Park-goers will soon be able to sound off on state parks and trails, which could give Minnesota lawmakers a better understanding of how the state’s parks and trails are utilized.
The University of Minnesota’s Center for Changing Landscapes
will conduct a survey using funding from a state proposal passed earlier this month. Researchers hope to use the survey’s findings to create recommendations that will boost park attendance and make park amenities more consistent across the state.
Of the $536,000 allocated to the University and state organizations, $260,000 will go to the center in July to conduct the survey and analyze its results.
“The foundation of the project is an interest in connecting people and the outdoors,” Center director and the project’s lead Mae Davenport said.
The University has been working on the questionnaire for the last two years, Davenport said. The same survey will be used in the entire state.
The study will also be conducted with the Minnesota Department of Natural Resources, the Metropolitan Council and the Greater Minnesota Regional Parks and Trails Commission.
Officials will distribute the survey before the end of the year. Staff will ask people coming and going from park facilities to complete the 5- to 10-minute questionnaire.
Along with asking questions about satisfaction with park amenities, the survey will gather demographic information like race and age, Davenport said.
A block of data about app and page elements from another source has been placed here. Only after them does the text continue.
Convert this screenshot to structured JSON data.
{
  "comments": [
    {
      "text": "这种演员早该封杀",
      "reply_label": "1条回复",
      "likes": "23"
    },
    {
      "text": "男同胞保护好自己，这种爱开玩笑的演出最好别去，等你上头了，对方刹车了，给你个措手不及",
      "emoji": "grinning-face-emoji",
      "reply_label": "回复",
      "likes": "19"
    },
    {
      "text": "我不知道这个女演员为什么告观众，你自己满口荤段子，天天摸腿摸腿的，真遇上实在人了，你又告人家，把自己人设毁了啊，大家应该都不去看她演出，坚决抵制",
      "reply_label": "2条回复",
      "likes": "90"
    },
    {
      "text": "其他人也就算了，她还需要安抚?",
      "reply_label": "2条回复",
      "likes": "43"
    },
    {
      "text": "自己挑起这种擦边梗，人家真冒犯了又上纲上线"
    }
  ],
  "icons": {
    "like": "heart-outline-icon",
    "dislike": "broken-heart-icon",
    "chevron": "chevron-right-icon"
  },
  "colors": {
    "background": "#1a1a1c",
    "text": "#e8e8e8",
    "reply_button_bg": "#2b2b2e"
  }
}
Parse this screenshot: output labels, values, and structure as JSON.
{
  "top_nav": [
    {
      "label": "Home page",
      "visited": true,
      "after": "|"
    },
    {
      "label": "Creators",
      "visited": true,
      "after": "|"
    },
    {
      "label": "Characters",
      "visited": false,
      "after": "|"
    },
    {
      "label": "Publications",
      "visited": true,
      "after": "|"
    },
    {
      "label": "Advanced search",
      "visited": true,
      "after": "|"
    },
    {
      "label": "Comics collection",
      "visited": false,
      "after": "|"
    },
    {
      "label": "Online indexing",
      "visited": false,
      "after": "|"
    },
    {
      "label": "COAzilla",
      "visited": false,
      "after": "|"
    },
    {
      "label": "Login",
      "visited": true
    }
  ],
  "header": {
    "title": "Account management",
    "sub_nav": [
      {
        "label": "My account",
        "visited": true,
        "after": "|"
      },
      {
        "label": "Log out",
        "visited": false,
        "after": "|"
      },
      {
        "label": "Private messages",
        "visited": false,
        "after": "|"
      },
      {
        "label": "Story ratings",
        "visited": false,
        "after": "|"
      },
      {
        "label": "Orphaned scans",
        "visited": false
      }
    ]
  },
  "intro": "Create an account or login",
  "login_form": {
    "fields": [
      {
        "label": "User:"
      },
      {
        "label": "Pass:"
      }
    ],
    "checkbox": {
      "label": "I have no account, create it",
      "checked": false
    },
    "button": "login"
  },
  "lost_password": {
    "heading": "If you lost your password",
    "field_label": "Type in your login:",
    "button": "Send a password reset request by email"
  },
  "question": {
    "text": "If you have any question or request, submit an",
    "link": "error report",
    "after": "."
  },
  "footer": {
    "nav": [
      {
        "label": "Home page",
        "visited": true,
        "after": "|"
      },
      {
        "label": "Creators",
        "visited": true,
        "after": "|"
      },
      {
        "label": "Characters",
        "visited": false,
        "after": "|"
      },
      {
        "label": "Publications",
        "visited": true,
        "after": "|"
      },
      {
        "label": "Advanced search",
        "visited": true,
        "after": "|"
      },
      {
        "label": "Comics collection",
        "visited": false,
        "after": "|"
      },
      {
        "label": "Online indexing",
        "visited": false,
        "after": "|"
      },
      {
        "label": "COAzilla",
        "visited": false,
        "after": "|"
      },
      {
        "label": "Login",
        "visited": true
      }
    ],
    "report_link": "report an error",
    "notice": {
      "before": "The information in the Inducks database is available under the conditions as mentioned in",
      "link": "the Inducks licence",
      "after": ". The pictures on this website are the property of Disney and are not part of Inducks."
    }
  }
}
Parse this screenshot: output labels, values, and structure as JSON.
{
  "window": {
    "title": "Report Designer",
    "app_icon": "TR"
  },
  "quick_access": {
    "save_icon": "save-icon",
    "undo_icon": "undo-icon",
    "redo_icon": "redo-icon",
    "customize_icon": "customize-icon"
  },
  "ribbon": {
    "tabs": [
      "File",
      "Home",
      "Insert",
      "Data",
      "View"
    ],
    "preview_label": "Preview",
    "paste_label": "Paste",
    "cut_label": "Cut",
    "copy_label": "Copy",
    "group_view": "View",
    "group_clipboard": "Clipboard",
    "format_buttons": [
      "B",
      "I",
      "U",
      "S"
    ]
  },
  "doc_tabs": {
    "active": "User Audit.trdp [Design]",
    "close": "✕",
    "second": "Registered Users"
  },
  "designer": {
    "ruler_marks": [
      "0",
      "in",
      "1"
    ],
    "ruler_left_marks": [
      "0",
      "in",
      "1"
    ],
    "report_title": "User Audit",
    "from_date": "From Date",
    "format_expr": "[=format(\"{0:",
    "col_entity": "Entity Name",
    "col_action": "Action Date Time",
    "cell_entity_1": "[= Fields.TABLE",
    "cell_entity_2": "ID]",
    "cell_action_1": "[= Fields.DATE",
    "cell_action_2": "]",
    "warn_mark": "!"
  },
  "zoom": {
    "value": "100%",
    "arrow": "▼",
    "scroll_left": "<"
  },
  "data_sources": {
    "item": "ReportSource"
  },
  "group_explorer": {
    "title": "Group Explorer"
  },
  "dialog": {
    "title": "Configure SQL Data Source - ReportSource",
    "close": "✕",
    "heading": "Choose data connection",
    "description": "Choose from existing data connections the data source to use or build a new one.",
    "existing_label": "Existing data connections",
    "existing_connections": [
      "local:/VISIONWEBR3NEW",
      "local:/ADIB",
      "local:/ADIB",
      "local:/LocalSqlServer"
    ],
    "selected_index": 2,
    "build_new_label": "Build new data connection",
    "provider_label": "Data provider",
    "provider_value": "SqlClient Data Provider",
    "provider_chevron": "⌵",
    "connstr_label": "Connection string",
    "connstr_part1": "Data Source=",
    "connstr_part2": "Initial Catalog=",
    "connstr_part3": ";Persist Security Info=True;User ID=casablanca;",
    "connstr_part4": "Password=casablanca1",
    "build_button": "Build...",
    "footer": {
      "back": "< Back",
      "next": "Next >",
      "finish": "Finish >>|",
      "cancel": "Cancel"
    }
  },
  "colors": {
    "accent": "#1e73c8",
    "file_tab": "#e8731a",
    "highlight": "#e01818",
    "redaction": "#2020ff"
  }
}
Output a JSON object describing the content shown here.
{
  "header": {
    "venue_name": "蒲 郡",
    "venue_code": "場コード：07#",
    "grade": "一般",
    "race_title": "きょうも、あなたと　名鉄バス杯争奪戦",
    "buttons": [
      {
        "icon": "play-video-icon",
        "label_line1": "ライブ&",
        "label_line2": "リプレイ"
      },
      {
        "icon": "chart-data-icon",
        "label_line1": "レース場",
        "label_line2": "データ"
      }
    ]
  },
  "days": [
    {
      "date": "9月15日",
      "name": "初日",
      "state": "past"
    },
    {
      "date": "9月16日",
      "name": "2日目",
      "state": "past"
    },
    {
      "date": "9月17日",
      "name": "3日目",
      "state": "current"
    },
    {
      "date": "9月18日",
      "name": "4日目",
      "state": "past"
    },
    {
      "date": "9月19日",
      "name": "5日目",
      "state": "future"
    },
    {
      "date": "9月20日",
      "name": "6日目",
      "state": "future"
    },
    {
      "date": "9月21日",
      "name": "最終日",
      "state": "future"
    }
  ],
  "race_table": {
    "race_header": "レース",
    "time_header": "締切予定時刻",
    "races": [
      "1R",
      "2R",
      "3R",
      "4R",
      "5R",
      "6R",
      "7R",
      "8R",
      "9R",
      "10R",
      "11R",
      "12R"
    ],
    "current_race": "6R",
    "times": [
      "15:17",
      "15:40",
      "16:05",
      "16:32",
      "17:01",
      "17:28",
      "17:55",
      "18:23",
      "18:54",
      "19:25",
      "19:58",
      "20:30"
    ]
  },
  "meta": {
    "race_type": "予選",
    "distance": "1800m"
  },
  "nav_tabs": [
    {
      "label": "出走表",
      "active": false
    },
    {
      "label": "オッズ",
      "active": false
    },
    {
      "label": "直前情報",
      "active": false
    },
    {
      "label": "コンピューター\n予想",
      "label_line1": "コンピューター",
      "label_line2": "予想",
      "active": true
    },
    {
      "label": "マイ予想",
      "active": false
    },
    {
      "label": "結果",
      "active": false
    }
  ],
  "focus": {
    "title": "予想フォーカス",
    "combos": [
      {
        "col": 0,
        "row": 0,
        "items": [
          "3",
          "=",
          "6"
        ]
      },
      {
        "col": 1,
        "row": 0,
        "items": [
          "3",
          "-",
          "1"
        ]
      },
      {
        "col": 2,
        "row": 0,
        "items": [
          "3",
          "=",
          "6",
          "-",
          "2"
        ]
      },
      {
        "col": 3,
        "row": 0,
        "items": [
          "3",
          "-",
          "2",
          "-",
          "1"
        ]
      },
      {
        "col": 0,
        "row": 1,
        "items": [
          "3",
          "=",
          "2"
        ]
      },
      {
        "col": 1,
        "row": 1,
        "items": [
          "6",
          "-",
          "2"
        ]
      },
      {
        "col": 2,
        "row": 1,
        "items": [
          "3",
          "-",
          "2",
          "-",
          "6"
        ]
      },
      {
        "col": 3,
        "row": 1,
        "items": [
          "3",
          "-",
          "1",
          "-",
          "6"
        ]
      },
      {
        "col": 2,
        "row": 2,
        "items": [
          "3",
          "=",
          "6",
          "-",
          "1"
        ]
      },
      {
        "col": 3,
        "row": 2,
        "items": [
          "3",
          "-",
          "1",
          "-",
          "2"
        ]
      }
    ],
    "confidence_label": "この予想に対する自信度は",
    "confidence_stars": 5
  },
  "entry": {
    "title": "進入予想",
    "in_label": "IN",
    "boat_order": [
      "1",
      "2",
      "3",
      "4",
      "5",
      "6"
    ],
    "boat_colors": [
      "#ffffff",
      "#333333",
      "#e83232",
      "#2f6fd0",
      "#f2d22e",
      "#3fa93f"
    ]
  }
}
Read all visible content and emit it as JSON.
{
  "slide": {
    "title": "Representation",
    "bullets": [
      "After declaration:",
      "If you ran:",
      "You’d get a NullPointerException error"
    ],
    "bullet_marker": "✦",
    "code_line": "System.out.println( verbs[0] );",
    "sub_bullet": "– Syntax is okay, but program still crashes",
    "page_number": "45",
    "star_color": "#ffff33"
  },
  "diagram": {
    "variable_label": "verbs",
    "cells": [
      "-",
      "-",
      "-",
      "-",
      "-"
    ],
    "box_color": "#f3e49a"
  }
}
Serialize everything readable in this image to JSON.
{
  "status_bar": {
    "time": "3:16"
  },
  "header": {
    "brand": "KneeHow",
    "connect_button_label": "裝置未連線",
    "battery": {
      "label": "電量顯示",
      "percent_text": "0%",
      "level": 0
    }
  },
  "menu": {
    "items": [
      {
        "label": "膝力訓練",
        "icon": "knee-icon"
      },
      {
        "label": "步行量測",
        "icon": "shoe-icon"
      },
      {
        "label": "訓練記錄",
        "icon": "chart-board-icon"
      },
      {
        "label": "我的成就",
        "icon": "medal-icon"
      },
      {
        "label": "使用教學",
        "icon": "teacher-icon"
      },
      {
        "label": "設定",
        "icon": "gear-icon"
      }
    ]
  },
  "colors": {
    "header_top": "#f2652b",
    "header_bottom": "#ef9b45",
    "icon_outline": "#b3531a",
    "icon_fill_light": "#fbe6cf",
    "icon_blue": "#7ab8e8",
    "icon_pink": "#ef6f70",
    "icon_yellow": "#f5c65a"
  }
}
Paul Purman, a consultant with Minnesota’s DNR Parks and Trails Legacy Grant Program, said parks that choose to act on recommendations based on the survey could see more people frequenting their facilities.
Leaders involved with the project also hope the survey’s results will lead to consistency regarding park funding and quality across the state, Purman said.
“One of the big goals of the legacy amendment work is to make parks and trails as accessible to as many people as we possibly can,” Purman said. “And good work is predicated on good research.”
State legislators, like Sen. Terri Bonoff, DFL-Minnetonka, said the funding will provide the three involved park organizations a chance to work together and reap the survey’s benefits.
“There is always a fight at the Legislature between the metro folks and outstate folks because the outstate folks get a greater share of the parks and trails money,”
Researchers will gather and analyze data next summer. After which, they will present their results to the state Legislature and other organizations, Davenport said.